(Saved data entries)

┄┄┄┄┄┄┄┄┄┄┄┄┄┄┄┄┄┄┄┄

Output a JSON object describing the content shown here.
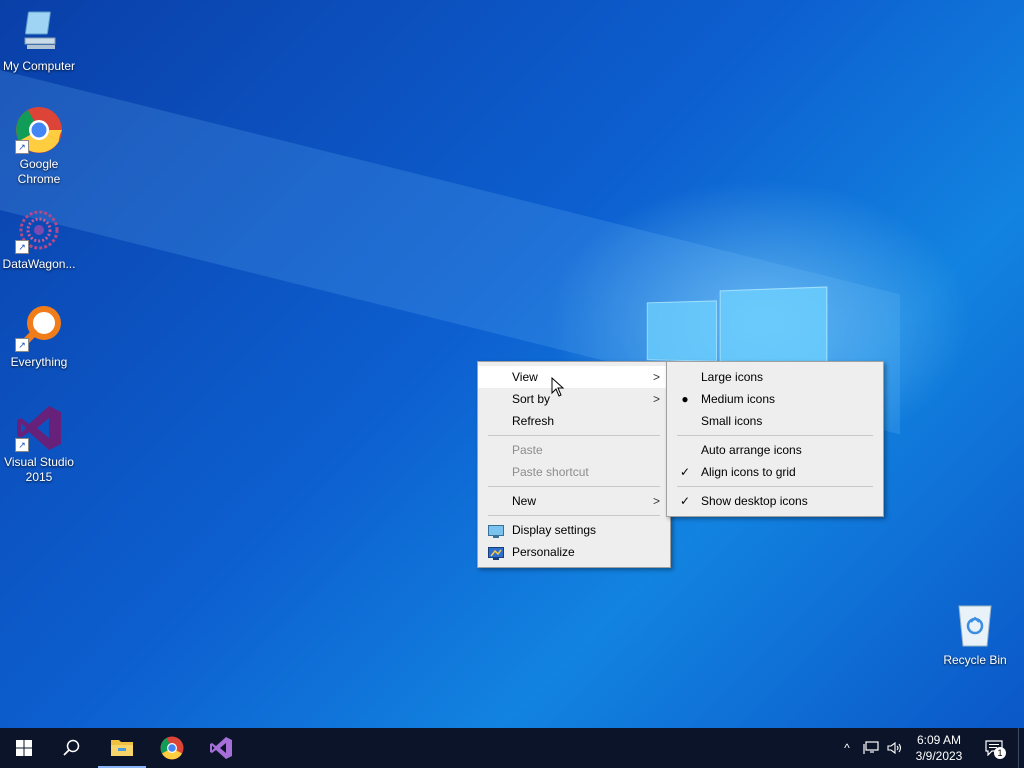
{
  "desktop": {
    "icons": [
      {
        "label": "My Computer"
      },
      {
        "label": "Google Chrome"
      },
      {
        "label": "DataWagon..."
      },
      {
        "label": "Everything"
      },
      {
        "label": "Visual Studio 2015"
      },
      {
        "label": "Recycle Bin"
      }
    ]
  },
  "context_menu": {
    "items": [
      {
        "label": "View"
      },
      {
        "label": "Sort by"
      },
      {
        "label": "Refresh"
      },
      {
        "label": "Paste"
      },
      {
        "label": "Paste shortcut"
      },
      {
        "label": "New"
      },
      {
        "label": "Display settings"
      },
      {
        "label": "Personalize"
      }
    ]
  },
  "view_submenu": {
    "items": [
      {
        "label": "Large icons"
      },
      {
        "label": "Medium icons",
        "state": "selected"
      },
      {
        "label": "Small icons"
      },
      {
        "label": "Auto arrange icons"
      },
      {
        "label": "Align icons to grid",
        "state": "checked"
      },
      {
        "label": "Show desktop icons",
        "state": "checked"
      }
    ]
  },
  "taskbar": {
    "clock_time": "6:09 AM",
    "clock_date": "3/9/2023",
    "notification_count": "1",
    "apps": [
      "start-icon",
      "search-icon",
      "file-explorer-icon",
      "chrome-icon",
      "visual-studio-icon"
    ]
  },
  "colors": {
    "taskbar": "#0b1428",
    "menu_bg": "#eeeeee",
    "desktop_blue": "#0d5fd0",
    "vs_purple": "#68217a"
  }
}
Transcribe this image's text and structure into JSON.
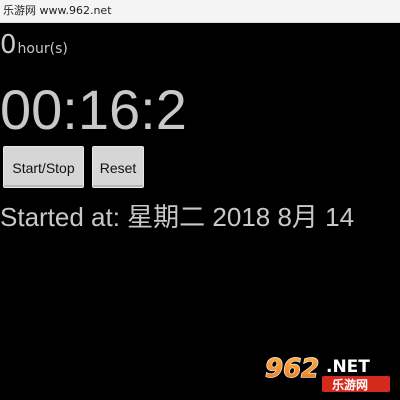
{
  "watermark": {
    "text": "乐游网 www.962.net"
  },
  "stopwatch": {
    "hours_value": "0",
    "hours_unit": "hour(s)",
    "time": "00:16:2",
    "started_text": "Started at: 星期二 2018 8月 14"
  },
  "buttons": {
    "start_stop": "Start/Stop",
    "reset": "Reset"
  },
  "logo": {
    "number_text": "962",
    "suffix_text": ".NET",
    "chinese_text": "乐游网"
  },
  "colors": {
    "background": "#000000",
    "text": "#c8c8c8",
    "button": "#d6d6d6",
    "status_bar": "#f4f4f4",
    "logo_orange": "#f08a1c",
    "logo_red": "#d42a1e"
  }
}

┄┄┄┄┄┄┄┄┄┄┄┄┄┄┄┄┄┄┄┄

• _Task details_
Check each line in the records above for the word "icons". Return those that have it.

• _Exercise response_
    "icons": [
        "label": "Large icons"
        "label": "Medium icons",
        "label": "Small icons"
        "label": "Auto arrange icons"
        "label": "Align icons to grid",
        "label": "Show desktop icons",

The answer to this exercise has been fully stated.